If you had to predict, what would you say is the future of online teaching?
(Let me start by saying I’m not talking about online education – university learning, or instruction of people under 18. I’m talking about adult learning. Self-styled teachers of everything from social media marketing to photography to meditation.)
The thrill of access to like-minded people all over the world, and the micro-nicheing and intimacy that have been possible as a result, have driven online teaching so far. In some ways, the thrill is wearing off as we get overloaded with information and saturated with this wealth of new inputs. New platforms like Drupal, Joomla, and WordPress have democratized website creation so people can build their own professional-caliber sites and add content with ease. And audio and video technology have advanced to where anybody can broadcast their face and voice and to some extent transmit their presence. This opening of the floodgates will result in a glut of “teaching” available online, and out of that glut, that thick rich stew of competition, I think all our standards will be raised. As students, we’ll all seek out the very best teachers and classes, even for free content, and pass over that which is not truly compelling.
For teachers, that’s good news and bad news, right? We’ll get new technologies that help us have a global reach with remarkable connection to our students. But we’ll also get that powerful market feedback if there’s something off about what we’re offering or how we’re offering it.
When teaching, does technique matter versus the relationships and connections you have? Is it enough to have just really good technique?
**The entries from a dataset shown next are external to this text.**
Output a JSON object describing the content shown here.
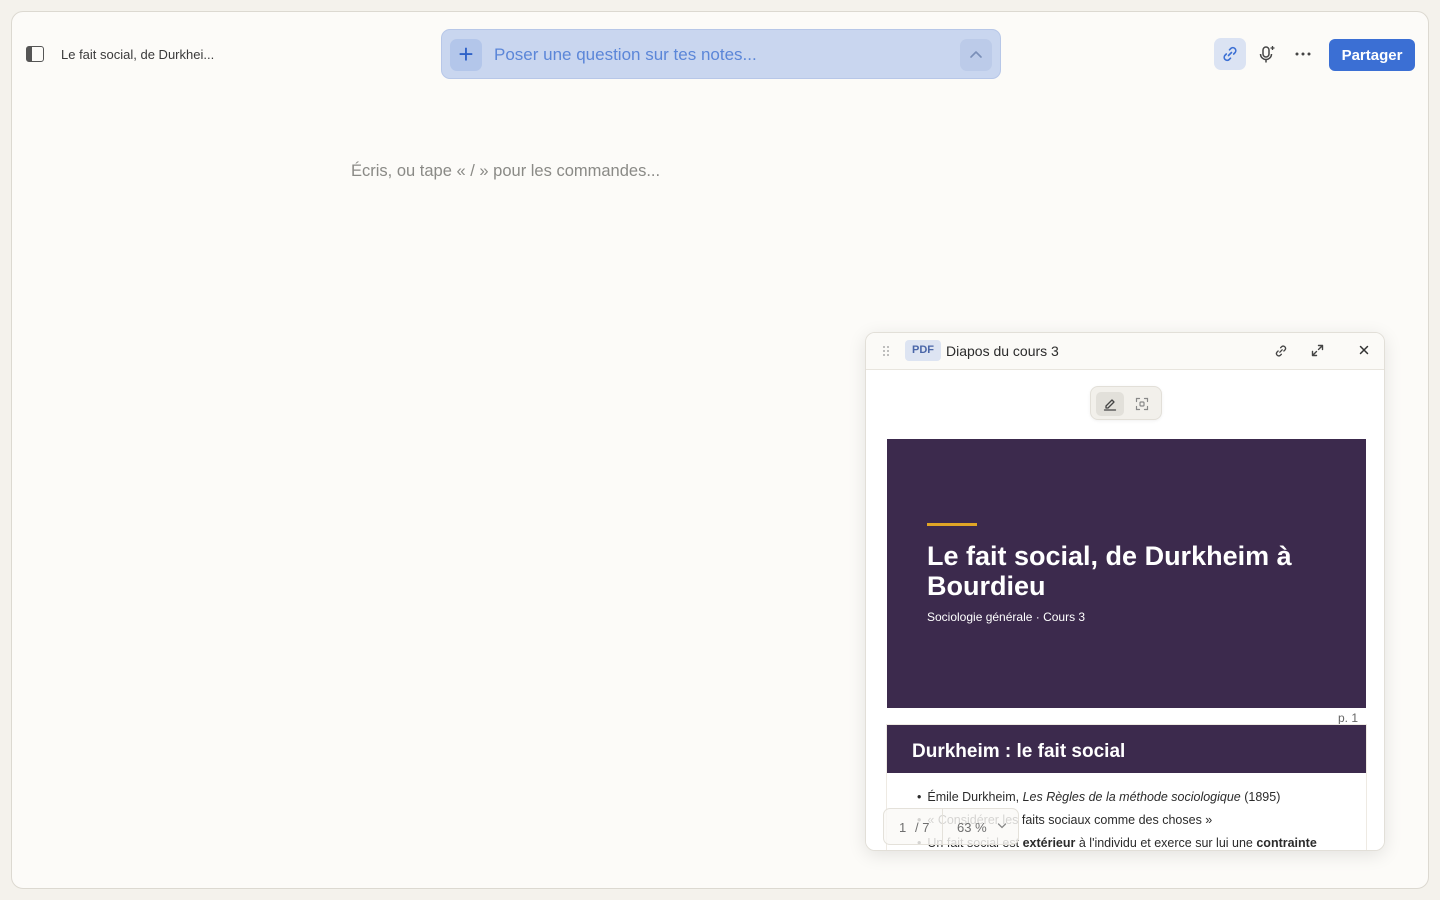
{
  "header": {
    "doc_title": "Le fait social, de Durkhei...",
    "ask_placeholder": "Poser une question sur tes notes...",
    "ask_plus_label": "+",
    "share_label": "Partager"
  },
  "editor": {
    "placeholder": "Écris, ou tape « / » pour les commandes..."
  },
  "pdf_viewer": {
    "badge": "PDF",
    "title": "Diapos du cours 3",
    "slide1": {
      "title": "Le fait social, de Durkheim à Bourdieu",
      "subtitle": "Sociologie générale · Cours 3"
    },
    "page_label": "p. 1",
    "slide2": {
      "title": "Durkheim : le fait social",
      "bullets": [
        "Émile Durkheim, Les Règles de la méthode sociologique (1895)",
        "« Considérer les faits sociaux comme des choses »",
        "Un fait social est extérieur à l'individu et exerce sur lui une contrainte"
      ]
    },
    "pager": {
      "current_page": "1",
      "total": "/ 7",
      "zoom": "63 %"
    }
  },
  "icons": {
    "sidebar_toggle": "sidebar-toggle-icon",
    "link": "link-icon",
    "mic": "microphone-sparkle-icon",
    "more": "more-horizontal-icon",
    "chevron_up": "chevron-up-icon",
    "drag": "drag-handle-icon",
    "expand": "expand-icon",
    "close": "close-icon",
    "annotate": "highlighter-icon",
    "select_area": "select-area-icon"
  },
  "colors": {
    "accent": "#3b6fd4",
    "ask_bar_bg": "#c9d6ef",
    "slide_bg": "#3c2a4d",
    "slide_rule": "#e0a526"
  }
}
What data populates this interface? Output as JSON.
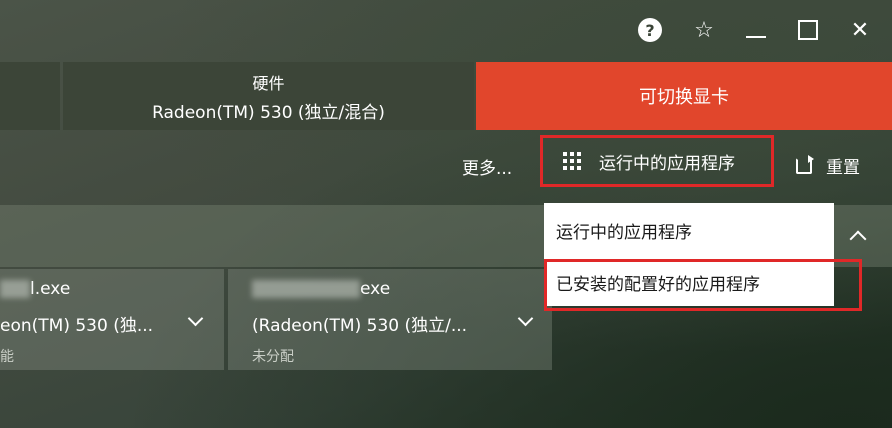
{
  "titlebar": {
    "help_icon": "?",
    "favorite_icon": "star-icon",
    "minimize_icon": "minimize-icon",
    "maximize_icon": "maximize-icon",
    "close_icon": "close-icon"
  },
  "tabs": {
    "hardware_title": "硬件",
    "hardware_value": "Radeon(TM) 530 (独立/混合)",
    "switchable_label": "可切换显卡"
  },
  "toolbar": {
    "more_label": "更多...",
    "running_apps_label": "运行中的应用程序",
    "reset_label": "重置"
  },
  "dropdown": {
    "items": [
      {
        "label": "运行中的应用程序"
      },
      {
        "label": "已安装的配置好的应用程序"
      }
    ]
  },
  "apps": [
    {
      "name_suffix": "l.exe",
      "gpu": "eon(TM) 530 (独...",
      "status": "能"
    },
    {
      "name_suffix": "exe",
      "gpu": "(Radeon(TM) 530 (独立/...",
      "status": "未分配"
    }
  ],
  "colors": {
    "accent": "#e1462c",
    "highlight_border": "#e02828"
  }
}
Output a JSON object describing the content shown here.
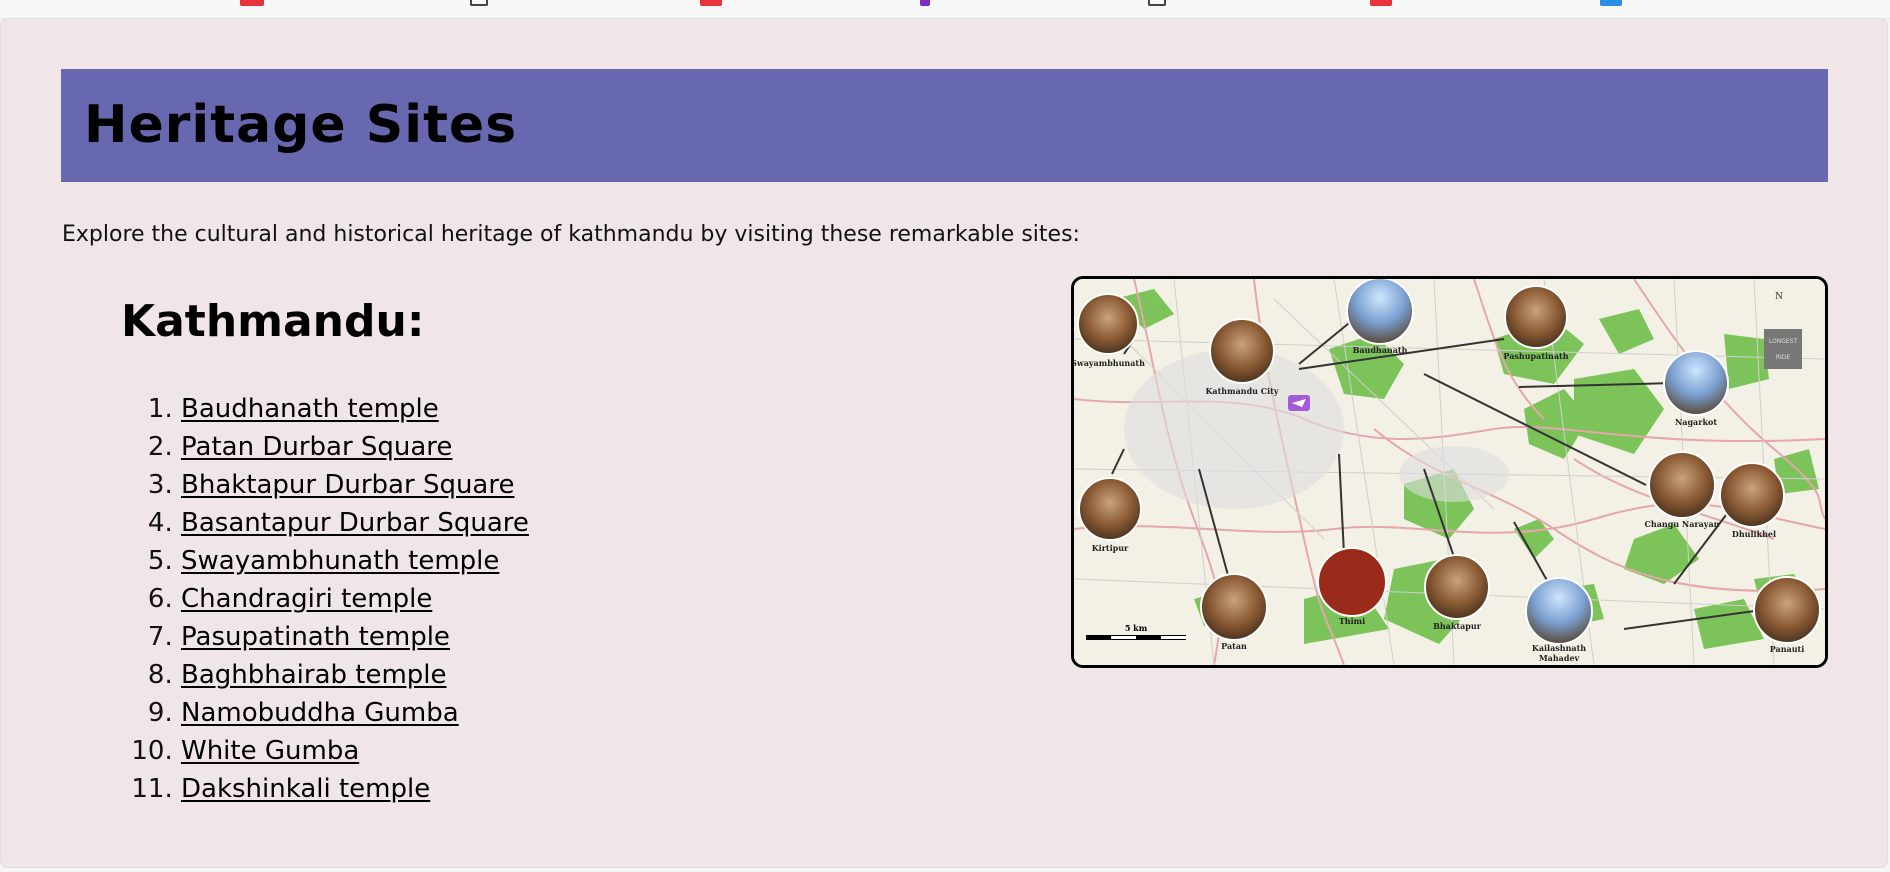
{
  "header": {
    "title": "Heritage Sites"
  },
  "intro_text": "Explore the cultural and historical heritage of kathmandu by visiting these remarkable sites:",
  "region": {
    "title": "Kathmandu:"
  },
  "sites": [
    "Baudhanath temple",
    "Patan Durbar Square",
    "Bhaktapur Durbar Square",
    "Basantapur Durbar Square",
    "Swayambhunath temple",
    "Chandragiri temple",
    "Pasupatinath temple",
    "Baghbhairab temple",
    "Namobuddha Gumba",
    "White Gumba",
    "Dakshinkali temple"
  ],
  "map": {
    "labels": {
      "swayambhunath": "Swayambhunath",
      "kathmandu_city": "Kathmandu City",
      "baudhanath": "Baudhanath",
      "pashupatinath": "Pashupatinath",
      "nagarkot": "Nagarkot",
      "kirtipur": "Kirtipur",
      "changu_narayan": "Changu Narayan",
      "dhulikhel": "Dhulikhel",
      "patan": "Patan",
      "thimi": "Thimi",
      "bhaktapur": "Bhaktapur",
      "kailashnath_mahadev_1": "Kailashnath",
      "kailashnath_mahadev_2": "Mahadev",
      "panauti": "Panauti",
      "scale": "5 km",
      "north": "N",
      "badge_1": "LONGEST",
      "badge_2": "RIDE"
    }
  },
  "colors": {
    "banner": "#6868b1",
    "page_background": "#f0e6e8",
    "map_green": "#7cc35a"
  }
}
‘Course not! And I’m not even sure what good technique would BE, divorced from the connection with your students and yourself and the lineage of teachers, thinkers, and practitioners on whose shoulders you stand. Teaching is far more like weaving a web than hollering into a megaphone. That said, I suppose I can imagine someone who’s masterful at connecting with students but whose ability to craft an arc of learning and integration in a course is limited, and so that connection doesn’t really bear much fruit in terms of learning and transformation. That’s what I’m really interested in: transformational teaching. In TeachNow, we talk about four levels of teaching, when it’s really transformational: Information, Experience, Inspiration, and Transmission. All four levels are crucial, and each requires its own skill set. When I ask students, they can always recall teachers who were good at one but wouldn’t have known another of those levels if it bit ’em in the butt. So mastery requires being able to weave at least a bit of all four.
Part Two Tomorrow
Mark your calendar: On September 21, 2011, at 10 am Pacific/1pm Eastern/6pm UK time, Michele and Jen will teach a LIVE free 70 minute class called “The Teachers’ Path: Dissolving Obstacles to Teaching Effectively & Joyfully” and YOU are invited! No infomercial… this is a stand-alone class that will reveal where you are on The Teachers’ Path and show you precisely what challenges teachers face at that point on the path and how you can move to the next level NOW.
I will be attending. I am not an affiliate. But I am a fan, and I know this course. So plan on joining us.
CLASS CALL-IN DETAILS:
The class is at
10am Pacific/11 Mountain/noon Central/1pm Eastern/6pm UK
It’ll run for 75 minutes
Phone number: (country code 001) (712) 432-0075
Access Code: 736289#